My Day by Eleanor Roosevelt

Text Size: Small Text Normal Text Large Text Larger Text

PHILADELPHIA, Monday—For a long while people have been trying to make me understand what a self-help cooperative could do. A gentleman came all the way from California to explain what was being done in the west. But it was not until I visited the Washington work exchange yesterday that I finally understood its possibilities.

It will vary of course, to fit each locality but the principle of these cooperatives is basically much the same, as the principle of a subsidy for low cost houses. To start a self-help cooperative you must have gifts and to keep it running you must continue to have gifts and materials and money, for replacements of consumed material and for administrative expense.

The people, however, who benefit from a self-help exchange receive no charity. They work, are paid in script which they exchange for the products of other people's labor. They work for themselves, they own what they make, their self respect does not suffer and every dollar put in produces its value several times over.

Here in Washington nothing can be done about rent for a family because there is a housing shortage, but in Richmond, Virginia, where there is a surplus of houses, a landlord is very glad to allow some one to work out his rent by rehabilitating the house and receiving therefore one apartment rent free for a year.

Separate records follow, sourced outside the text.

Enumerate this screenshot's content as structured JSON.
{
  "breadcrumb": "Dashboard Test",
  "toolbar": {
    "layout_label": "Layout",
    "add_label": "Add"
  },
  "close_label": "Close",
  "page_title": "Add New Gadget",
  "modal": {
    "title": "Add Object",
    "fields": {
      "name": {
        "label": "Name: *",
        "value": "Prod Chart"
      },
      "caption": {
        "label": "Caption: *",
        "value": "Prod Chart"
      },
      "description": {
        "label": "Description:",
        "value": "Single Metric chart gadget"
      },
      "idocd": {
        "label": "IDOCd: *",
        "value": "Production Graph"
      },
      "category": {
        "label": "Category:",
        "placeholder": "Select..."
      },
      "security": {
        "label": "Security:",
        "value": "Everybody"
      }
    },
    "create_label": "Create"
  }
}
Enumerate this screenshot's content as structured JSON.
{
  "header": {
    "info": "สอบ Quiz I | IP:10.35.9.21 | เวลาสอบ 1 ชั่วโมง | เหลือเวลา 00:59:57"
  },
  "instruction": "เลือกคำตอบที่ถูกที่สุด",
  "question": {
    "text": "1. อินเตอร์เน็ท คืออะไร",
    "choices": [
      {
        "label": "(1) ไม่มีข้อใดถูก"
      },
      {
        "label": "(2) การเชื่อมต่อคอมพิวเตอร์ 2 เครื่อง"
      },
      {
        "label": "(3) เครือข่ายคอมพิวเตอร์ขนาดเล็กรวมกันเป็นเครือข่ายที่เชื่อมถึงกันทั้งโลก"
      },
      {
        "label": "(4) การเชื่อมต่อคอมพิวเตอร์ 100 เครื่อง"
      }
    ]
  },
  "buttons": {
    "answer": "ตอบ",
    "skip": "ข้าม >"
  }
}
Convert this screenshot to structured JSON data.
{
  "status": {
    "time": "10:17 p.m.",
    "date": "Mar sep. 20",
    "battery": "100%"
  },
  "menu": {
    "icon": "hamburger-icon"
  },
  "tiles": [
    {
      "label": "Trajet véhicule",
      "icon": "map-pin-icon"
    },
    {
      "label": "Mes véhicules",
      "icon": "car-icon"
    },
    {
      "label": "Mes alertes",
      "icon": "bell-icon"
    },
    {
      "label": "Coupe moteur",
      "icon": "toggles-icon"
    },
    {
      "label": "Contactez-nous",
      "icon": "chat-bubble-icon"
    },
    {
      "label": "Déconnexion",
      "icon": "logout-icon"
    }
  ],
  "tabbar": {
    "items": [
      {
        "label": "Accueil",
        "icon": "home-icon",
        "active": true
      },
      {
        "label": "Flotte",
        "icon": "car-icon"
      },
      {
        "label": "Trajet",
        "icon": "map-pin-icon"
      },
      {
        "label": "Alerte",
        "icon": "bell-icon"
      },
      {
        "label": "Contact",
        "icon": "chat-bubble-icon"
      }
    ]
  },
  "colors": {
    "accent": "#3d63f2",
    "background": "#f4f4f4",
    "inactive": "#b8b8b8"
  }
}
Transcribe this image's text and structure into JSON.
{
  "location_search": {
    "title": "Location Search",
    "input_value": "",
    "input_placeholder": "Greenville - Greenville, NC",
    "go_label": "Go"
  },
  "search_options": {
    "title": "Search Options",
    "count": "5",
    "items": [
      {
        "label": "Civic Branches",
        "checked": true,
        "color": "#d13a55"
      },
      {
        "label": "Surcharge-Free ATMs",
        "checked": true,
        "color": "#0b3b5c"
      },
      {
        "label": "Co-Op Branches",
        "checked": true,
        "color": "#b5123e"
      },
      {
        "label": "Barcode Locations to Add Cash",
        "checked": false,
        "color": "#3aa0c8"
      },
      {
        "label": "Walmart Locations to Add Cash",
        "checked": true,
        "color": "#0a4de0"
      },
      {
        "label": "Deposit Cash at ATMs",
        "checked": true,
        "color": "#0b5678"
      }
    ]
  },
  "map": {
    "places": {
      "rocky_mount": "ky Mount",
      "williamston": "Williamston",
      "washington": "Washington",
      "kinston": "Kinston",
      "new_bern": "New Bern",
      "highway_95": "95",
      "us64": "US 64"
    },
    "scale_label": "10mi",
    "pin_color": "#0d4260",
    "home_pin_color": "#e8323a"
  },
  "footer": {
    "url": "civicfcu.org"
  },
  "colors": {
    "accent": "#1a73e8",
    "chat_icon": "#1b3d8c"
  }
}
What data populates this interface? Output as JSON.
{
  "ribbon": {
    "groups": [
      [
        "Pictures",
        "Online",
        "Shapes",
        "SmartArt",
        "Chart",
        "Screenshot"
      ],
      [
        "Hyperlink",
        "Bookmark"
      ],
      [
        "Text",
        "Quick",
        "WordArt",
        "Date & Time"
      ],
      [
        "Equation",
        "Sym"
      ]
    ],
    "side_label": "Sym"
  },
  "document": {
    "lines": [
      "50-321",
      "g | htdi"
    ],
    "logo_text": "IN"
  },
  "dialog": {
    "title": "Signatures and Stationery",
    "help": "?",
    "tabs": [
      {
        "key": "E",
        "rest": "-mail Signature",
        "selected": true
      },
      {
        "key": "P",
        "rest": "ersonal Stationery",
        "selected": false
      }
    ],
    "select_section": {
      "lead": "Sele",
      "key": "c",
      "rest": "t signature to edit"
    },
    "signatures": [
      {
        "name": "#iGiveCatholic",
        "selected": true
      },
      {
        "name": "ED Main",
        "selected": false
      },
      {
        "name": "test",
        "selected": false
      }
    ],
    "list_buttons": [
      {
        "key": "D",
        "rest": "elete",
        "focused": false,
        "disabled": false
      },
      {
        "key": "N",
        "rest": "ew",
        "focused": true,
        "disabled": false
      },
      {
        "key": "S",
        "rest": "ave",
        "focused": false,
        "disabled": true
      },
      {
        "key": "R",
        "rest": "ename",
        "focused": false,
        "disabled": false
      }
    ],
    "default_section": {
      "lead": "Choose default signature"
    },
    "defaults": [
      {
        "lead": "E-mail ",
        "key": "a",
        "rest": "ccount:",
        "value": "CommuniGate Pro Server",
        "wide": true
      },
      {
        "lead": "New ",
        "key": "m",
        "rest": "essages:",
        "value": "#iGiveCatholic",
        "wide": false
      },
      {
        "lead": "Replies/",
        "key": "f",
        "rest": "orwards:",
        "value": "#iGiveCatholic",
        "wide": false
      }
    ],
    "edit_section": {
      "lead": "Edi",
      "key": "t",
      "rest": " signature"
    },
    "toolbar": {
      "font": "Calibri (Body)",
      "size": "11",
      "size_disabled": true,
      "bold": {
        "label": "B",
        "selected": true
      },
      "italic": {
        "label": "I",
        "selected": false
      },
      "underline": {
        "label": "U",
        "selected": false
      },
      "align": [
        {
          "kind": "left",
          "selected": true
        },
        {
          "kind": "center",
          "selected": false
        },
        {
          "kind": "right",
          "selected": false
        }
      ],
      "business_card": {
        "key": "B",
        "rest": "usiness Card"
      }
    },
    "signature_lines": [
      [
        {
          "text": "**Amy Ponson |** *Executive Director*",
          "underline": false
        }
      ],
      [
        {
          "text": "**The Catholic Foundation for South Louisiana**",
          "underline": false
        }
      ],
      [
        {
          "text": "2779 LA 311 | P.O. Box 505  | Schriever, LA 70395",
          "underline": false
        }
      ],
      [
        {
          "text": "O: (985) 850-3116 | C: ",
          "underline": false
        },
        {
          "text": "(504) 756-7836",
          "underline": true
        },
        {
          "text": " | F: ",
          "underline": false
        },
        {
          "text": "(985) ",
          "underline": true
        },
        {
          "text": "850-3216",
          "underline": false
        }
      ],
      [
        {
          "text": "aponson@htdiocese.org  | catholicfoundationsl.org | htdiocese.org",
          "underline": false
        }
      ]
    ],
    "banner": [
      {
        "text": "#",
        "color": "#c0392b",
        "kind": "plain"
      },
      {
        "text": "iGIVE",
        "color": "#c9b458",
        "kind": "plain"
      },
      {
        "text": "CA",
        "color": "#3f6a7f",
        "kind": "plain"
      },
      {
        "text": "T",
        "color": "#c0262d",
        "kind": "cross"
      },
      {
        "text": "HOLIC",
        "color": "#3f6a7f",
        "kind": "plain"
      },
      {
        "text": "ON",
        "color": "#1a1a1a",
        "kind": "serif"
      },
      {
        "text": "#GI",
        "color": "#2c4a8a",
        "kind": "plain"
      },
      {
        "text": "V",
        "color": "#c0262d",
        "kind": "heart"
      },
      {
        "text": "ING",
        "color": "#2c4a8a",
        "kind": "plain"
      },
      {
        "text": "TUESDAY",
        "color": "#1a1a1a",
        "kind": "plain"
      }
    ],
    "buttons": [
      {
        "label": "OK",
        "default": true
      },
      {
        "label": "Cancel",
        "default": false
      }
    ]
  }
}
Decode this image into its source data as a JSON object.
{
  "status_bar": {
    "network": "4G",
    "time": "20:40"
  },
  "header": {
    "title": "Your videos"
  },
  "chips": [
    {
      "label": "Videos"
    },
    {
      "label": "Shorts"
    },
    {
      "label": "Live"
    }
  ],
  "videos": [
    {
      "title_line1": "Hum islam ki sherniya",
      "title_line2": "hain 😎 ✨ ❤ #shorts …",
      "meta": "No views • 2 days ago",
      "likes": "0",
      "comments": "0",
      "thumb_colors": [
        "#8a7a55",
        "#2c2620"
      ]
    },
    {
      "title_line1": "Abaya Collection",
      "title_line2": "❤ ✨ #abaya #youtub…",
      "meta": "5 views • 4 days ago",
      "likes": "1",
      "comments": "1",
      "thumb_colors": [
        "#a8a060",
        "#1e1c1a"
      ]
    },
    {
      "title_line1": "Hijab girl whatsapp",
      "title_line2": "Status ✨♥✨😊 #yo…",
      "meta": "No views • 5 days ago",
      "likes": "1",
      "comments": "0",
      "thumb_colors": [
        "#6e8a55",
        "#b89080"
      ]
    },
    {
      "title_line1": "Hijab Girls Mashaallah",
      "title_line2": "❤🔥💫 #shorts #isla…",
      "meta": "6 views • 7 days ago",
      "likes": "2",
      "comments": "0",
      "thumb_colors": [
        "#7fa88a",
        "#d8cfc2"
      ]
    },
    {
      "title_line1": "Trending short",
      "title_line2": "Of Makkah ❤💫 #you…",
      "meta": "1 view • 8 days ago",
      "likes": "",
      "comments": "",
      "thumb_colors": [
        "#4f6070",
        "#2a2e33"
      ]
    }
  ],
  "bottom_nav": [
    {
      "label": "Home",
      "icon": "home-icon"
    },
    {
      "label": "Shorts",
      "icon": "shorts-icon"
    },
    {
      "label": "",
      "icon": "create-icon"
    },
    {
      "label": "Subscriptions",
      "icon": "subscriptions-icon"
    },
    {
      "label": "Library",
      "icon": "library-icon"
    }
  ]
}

The landlord can rent the other reconditioned apartments.

In Washington, however, a man or a woman may be working on WPA The family may be large and the WPA wage very inadequate. Some one in the family may be able to go to the work exchange and thereby provide a better standard of living for the family as a whole.

For example, the barber in the exchange works there for an hour a day and takes out of the shop clothes that his children need to wear to school which he has not been able to earn cash for at his regular job. In addition to this many young people come in, shabby and disheartened. They go to work in the sewing room, in the laundry, in the kitchen perhaps. Before long they can exchange their hours of work for beauty parlor treatments, for a complete new outfit of clothes, shoes, etc. In no time they are looking for a job with an entirely different approach for they look nice and can face the world with courage.

A hot lunch is served every day to those who wish it, and for this of course, certain materials are donated, though the people pay in work hours for their food. The only food that can be taken home at present is bread. A delicious smell was wafted to us from the bake-shop. One hour of work entitles you to three loaves of bread.

I see great possibilities for growth and variety in the beginnings made by these self-help cooperatives. They must grow slowly and the methods must be tested and carefully tried out in small units so that no big mistakes will be made, but here is a basis for allowing people to help themselves without any direct charity. We know well what a bitter pill the word charity has been to many self respecting people.

I left Washington early this morning for Philadelphia to speak at a lunch of the American Prison Association at their annual convention.

E.R.
TMsd 13 October 1937, AERP, FDRL